- Travel with your child. It is not necessary to take them to the Taj Mahal to provide a wonderful experience. There are many sights to be seen in your own backyard. If you are able to give your child an experience out of the country, by all means do so—together.
- Community service projects are a good way to show your child how to give back. It is also a great way to show your child just how fortunate she truly is. Sometimes you can leave the words behind and let the visual be the teacher.
- Relax together. This may be harder for you than for your child.
The examples above are offered as starting points. Tailor your Sense-sational Fun activities around what your child enjoys. Find a way to do things together. If you haven’t noticed, the common thread in all these activities is really you and your child being active participants.
Why do I need to do everything with my tween? You don’t. Just remember that this time in your child’s life is a transition period. They are struggling just like a butterfly transitioning from its chrysalis. It’s not always pretty. With help from you, your tween will emerge from her transition a strong, self-assured young woman. Armed with your support and the tools she needs as a teen, her journey will be easier and less painful.
Well, once you get through this phase, hold on to your hat. The teen years are next.
Would you like to know what the top wish of teen girls is? Brace yourself. Their top wish is for better communication with their parents. They want more open conversations. They want more frequent conversations.
You have a head start by engaging your tween now. Take advantage of it. You don’t get to relive this time or any other time in their lives.
1Andrist, Linda C. “Media Images, Body Dissatisfaction, and Disordered Eating in Adolescent Women.” MCN: The American Journal of Maternal Child Nursing 28.2 (2003).
2Spencer, J. M., G. D. Zimet, M. C. Aalsma, and D. P. Orr. “Self-Esteem as a Predictor of Initiation of Coitus in Early Adolescents.” Pediatrics 109.4 (2002): 581-84. Print.

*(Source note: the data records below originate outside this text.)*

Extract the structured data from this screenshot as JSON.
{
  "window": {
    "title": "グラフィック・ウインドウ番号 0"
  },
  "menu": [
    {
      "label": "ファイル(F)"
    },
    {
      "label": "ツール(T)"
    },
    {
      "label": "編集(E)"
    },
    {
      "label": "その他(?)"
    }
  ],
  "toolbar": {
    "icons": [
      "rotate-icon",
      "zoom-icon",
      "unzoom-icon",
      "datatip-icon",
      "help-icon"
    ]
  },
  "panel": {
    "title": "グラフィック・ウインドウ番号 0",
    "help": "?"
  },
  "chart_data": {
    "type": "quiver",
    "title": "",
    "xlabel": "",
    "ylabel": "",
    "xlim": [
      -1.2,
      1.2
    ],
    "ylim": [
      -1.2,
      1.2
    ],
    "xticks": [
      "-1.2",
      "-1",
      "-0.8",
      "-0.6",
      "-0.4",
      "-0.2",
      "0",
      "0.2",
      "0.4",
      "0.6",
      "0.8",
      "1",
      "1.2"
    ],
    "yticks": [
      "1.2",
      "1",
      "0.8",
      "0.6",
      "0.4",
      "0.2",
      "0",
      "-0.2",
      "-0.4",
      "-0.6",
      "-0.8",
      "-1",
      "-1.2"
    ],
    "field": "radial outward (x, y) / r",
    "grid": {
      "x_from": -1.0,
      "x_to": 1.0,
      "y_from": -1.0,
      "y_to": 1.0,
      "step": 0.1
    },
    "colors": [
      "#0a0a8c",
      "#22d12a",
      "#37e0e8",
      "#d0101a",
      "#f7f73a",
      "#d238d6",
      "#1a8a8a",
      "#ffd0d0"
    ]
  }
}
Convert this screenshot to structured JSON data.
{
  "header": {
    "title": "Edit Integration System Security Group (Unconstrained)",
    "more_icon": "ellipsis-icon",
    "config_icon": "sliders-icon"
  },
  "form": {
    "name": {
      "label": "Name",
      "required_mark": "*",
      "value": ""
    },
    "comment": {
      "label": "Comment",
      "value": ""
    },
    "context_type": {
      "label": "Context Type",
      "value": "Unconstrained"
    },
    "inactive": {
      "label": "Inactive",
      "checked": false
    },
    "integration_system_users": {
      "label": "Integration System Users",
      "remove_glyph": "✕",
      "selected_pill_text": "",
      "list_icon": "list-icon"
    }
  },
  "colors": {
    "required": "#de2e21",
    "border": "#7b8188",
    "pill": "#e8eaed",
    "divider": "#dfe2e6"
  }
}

3Body Image in the 21st Century.
4Robin F. Goodman on the New York University Child Study Center Web site.
Shine Your Light — Annie M